Desert wishbone bush
Southeast Oregon and states to the south
Varied; canyons, hillsides, generally rocky places, up to 7,000 feet
Opposite, ovate, broad, up to 1.5 inches long
Stems and leaves of mirabilis laevis have a covering of white glandular hairs, variable in length and density. Stems of older plants become woody at the base, and branch readily, forming clumps. Leaves are quite thick, growing in opposite pairs, often somewhat unequal in size, and angled outwards, not ascending. Flowers form singly in the upper leaf axils and in a small cluster at the top of the stems.
Individual flowers are formed of a green, five-lobed calyx and white to magenta corolla that opens to five lobes, notched at the tip and often partly folded. The flower center is greenish, and contains five white, yellow-tipped stamens, often curved near the top, though generally projecting beyond the corolla lobes. The width of the lobes is generally less than the height of the corolla tube.

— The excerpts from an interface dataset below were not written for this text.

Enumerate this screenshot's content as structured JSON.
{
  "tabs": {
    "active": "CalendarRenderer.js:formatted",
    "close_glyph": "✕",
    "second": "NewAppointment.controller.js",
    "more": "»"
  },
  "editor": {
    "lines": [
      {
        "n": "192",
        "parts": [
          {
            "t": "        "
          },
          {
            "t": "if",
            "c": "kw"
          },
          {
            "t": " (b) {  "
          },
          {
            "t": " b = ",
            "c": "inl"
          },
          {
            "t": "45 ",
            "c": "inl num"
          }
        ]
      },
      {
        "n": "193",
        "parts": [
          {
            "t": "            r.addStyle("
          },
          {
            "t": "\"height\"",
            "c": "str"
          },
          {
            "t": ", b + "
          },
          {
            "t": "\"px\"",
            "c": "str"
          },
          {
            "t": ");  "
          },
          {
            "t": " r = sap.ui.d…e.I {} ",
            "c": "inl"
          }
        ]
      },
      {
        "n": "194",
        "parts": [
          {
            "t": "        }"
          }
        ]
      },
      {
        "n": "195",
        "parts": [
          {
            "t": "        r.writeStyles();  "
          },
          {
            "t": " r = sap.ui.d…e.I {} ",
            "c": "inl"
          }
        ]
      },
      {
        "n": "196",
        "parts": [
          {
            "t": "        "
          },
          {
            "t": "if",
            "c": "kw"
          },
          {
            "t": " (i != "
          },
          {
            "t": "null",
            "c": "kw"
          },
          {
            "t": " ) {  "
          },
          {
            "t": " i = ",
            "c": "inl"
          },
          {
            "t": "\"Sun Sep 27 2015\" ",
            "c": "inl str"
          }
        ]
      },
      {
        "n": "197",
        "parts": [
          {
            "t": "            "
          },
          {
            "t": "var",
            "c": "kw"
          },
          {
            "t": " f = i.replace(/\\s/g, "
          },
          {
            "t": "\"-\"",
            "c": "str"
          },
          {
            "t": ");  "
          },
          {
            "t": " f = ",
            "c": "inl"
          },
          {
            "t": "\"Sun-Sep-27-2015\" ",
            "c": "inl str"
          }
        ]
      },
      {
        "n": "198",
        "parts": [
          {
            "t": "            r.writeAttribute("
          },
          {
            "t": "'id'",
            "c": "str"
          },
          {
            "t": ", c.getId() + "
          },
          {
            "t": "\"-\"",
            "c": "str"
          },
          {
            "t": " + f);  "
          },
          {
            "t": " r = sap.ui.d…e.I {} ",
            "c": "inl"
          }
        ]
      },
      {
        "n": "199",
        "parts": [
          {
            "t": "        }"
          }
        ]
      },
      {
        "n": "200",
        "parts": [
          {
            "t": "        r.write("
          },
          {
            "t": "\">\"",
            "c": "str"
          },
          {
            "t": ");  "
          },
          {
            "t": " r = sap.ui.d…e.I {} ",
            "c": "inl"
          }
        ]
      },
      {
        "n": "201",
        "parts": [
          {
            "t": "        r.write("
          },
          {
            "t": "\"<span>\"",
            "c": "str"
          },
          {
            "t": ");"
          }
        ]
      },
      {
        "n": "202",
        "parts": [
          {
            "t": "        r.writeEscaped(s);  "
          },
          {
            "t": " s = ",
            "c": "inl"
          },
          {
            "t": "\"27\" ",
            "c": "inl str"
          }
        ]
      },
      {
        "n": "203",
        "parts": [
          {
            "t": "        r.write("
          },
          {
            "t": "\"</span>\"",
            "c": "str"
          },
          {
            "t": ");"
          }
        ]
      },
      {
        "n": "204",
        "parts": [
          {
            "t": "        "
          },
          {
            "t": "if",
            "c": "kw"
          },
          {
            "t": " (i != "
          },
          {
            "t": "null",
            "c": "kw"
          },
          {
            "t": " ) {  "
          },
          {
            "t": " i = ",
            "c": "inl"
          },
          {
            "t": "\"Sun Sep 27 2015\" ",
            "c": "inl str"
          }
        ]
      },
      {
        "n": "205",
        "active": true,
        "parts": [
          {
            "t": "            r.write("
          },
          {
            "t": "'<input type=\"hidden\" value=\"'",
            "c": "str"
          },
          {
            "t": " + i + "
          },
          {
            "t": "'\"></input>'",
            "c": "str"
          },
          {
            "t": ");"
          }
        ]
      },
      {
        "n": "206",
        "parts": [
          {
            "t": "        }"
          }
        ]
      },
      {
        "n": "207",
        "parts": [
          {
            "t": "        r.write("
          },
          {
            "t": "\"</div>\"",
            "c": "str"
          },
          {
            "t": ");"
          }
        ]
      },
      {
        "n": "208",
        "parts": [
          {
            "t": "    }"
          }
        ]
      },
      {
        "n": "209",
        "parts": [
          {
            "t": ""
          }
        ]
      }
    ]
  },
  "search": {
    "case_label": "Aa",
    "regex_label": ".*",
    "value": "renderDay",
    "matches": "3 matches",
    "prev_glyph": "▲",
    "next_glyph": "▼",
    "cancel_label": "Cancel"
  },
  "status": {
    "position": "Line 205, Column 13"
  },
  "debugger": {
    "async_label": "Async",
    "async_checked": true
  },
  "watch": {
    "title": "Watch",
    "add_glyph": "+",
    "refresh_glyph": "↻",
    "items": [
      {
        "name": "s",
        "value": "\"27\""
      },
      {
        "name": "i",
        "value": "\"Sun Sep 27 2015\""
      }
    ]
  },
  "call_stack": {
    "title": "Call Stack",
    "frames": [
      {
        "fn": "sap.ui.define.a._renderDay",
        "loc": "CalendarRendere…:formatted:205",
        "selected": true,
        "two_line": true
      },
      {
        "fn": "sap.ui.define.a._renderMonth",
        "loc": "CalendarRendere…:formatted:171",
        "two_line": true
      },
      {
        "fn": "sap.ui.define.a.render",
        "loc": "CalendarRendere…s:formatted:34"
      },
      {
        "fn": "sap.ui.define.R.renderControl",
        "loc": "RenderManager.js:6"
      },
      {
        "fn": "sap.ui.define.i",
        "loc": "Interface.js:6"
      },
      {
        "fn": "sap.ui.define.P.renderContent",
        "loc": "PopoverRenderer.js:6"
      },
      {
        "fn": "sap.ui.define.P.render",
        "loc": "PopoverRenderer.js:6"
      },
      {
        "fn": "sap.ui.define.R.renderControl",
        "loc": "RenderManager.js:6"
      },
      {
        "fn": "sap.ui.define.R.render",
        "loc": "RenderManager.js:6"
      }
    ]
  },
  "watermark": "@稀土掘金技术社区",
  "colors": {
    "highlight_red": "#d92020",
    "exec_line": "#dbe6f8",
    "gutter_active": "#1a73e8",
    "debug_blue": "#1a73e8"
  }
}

There are three varieties: var crassifolia usually has pink to purple flowers, while var retrorsa and var villosa have white flowers, and may be distinguished by seed characteristics and the degree of hairiness.